  • 35% Ticket Sales
  • 25% Advertising and Sponsorship Support
  • 25% Fundraising and Donor Support
  • 8% Festival Parties
  • 7% Grant and Endowment Funds

In 2010 the festival paid tribute to Tampa Mayor Pam Iorio as she appeared at the festival for the last time officially in her role as Mayor.  FOF presented Iorio with a plaque and a tree planted in her honor along the waterfront by the new art museum and children’s playground.  An engraved stone marker is set in the pavement dedicating the tree to Iorio for her inclusive administration.

In 2010, TIGLFF also launched new technology applications, creating new milestones as the organizers continue to advance the festival and keep current and relevant with its audience:

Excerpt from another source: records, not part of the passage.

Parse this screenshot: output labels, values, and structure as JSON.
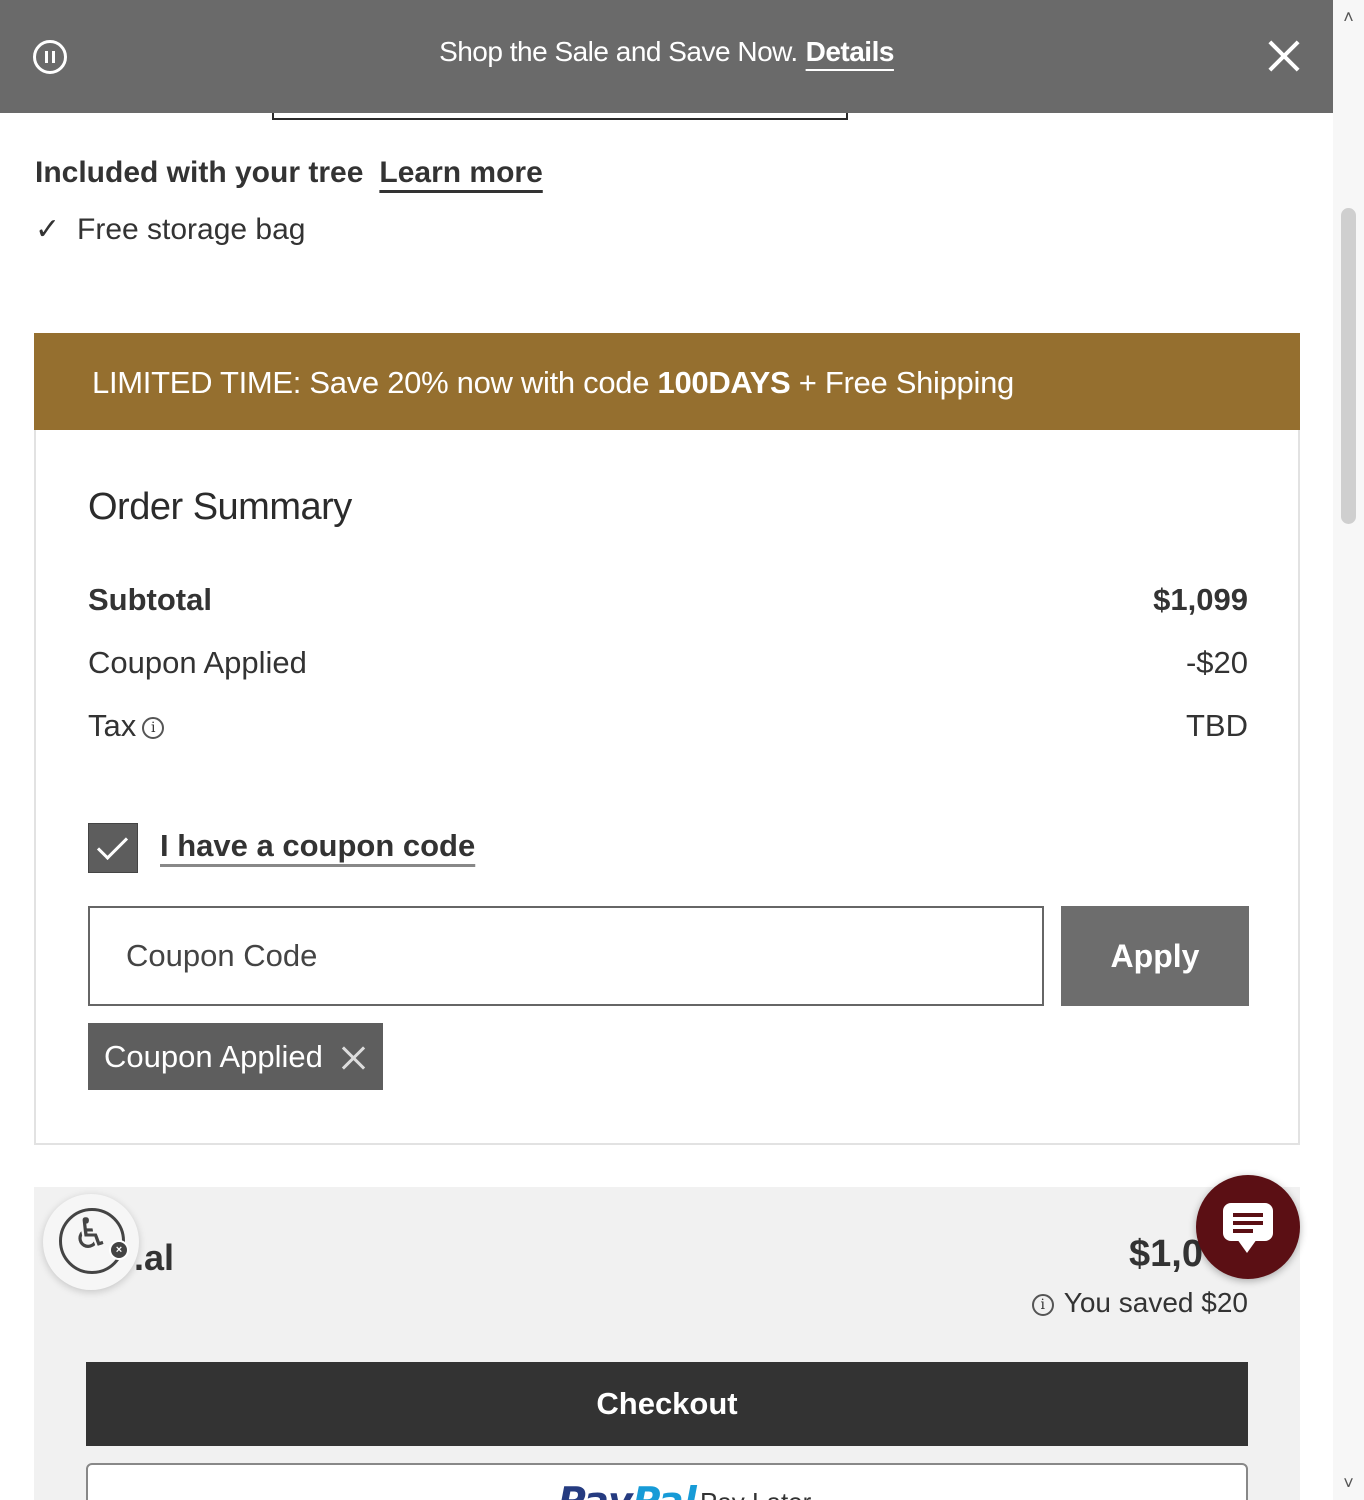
{
  "promo_bar": {
    "text": "Shop the Sale and Save Now.",
    "details_link": "Details"
  },
  "included": {
    "title": "Included with your tree",
    "learn_more": "Learn more",
    "items": [
      "Free storage bag"
    ]
  },
  "limited_banner": {
    "prefix": "LIMITED TIME: Save 20% now with code ",
    "code": "100DAYS",
    "suffix": " + Free Shipping"
  },
  "order_summary": {
    "title": "Order Summary",
    "subtotal_label": "Subtotal",
    "subtotal_value": "$1,099",
    "coupon_label": "Coupon Applied",
    "coupon_value": "-$20",
    "tax_label": "Tax",
    "tax_value": "TBD",
    "coupon_checkbox_label": "I have a coupon code",
    "coupon_checkbox_checked": true,
    "coupon_input_placeholder": "Coupon Code",
    "apply_button": "Apply",
    "coupon_chip": "Coupon Applied"
  },
  "total": {
    "label": ".al",
    "value": "$1,0",
    "saved": "You saved $20",
    "checkout_button": "Checkout",
    "paypal_brand_pay": "Pay",
    "paypal_brand_pal": "Pal",
    "paypal_later": "Pay Later"
  },
  "colors": {
    "promo_bar": "#6a6a6a",
    "limited_banner": "#956f2f",
    "checkout_button": "#333333",
    "chat_widget": "#5b0f14"
  },
  "icons": {
    "pause": "pause-icon",
    "close": "close-icon",
    "check": "checkmark-icon",
    "info": "info-icon",
    "accessibility": "accessibility-icon",
    "chat": "chat-icon"
  }
}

  • Video streaming trailers were added to the website schedule for every film for the first time, along with photo collections giving viewers a more dynamic and engaging look at the films.
  • Facebook integration on the website schedule allowing viewers to comment on each film and read other comments, as well as push their likes into the Facebook social networked community helping us reach more people through word of mouth.
  • E-voting was added for audience favorite awards and tied to scanner technology recording those in the theater for each film. E-mail reminders were also sent as a follow-up, giving people an easy more convenient way to vote as well as connecting with them personally through email and text.
  • The festival’s first post-film Skype Q&A with a filmmaker and actor (Is It Just Me director JC Calcione and actor Nicholas Downs).  Giving both filmmakers and audience more interactive connections, augmenting live appearances with those unable to attend and also keeping costs low while expanding the richness of experience for attendees.  There are many changes occurring concurrently that present fresh and exciting opportunities for festival organizers.  The film industry is changing, GLBT content is changing, distribution is changing, technology and social media are advancing, and there is an ever increasing array of local and regional events and activities (GLBT and non-GLBT) competing for the time, attention and monies of our local community.  As the festival looks forward organizers must address the complexity of these changing dynamics and reinvent itself in fresh, creative and engaging ways.  And they will!